- Work task
Please copy each line of the data that includes the string "spinner".

Dataset records
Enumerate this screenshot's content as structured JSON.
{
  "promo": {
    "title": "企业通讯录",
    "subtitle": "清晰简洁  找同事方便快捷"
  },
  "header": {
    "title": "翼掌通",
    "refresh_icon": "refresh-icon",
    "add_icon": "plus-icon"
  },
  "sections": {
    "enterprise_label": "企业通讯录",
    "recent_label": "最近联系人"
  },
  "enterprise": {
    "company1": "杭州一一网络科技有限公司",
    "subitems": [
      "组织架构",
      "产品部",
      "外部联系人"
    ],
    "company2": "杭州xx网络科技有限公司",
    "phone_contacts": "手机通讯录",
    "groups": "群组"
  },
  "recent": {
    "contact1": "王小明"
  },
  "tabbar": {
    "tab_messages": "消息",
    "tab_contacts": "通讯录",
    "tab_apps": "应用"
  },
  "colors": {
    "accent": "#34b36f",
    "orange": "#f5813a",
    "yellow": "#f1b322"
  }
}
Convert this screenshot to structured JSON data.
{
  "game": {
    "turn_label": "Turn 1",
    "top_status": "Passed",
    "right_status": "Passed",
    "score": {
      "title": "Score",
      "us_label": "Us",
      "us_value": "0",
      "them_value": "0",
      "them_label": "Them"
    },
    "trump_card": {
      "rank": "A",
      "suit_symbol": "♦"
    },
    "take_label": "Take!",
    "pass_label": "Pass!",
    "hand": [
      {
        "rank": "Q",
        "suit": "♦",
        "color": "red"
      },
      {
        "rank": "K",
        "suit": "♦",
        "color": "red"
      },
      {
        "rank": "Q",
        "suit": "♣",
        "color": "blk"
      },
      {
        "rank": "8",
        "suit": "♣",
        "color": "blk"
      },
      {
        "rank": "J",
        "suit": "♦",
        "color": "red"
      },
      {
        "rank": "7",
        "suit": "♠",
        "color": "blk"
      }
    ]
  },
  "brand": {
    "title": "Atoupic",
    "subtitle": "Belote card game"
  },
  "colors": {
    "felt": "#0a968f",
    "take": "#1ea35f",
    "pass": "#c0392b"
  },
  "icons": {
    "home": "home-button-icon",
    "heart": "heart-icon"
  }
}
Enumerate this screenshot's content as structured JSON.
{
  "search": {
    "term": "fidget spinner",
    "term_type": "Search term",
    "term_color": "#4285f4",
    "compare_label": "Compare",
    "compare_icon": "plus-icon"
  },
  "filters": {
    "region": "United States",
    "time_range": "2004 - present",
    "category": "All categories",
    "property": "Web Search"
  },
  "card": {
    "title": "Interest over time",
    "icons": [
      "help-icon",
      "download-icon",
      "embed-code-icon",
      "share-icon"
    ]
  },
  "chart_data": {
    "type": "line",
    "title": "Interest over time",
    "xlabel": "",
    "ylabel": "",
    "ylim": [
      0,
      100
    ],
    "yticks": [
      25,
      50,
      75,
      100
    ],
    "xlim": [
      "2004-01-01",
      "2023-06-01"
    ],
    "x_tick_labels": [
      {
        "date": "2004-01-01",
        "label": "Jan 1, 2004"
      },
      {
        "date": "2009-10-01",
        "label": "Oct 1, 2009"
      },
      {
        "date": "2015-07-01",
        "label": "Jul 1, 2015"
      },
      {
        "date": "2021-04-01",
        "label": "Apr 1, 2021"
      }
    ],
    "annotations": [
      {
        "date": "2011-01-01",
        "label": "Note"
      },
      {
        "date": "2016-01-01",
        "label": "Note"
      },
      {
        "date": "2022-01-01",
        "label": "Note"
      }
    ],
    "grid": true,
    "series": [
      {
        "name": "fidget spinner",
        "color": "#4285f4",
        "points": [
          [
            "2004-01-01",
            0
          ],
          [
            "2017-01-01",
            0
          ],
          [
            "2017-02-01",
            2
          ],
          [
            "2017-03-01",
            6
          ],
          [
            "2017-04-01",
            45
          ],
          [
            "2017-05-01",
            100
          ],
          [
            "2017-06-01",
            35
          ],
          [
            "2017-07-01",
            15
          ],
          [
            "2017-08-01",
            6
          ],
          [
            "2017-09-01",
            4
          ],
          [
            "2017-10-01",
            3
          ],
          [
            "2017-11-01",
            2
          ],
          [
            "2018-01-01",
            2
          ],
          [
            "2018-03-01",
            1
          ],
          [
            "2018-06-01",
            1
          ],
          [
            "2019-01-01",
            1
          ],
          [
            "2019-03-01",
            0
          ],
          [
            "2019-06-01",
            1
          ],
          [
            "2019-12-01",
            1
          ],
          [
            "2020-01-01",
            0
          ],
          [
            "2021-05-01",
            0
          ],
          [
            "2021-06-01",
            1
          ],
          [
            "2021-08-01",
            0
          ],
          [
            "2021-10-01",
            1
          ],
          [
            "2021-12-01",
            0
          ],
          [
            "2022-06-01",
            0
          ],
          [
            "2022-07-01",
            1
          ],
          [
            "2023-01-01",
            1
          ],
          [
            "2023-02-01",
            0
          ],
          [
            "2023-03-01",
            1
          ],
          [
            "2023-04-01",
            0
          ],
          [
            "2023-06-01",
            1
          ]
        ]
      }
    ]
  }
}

- Output for this task
    "term": "fidget spinner",
        "name": "fidget spinner",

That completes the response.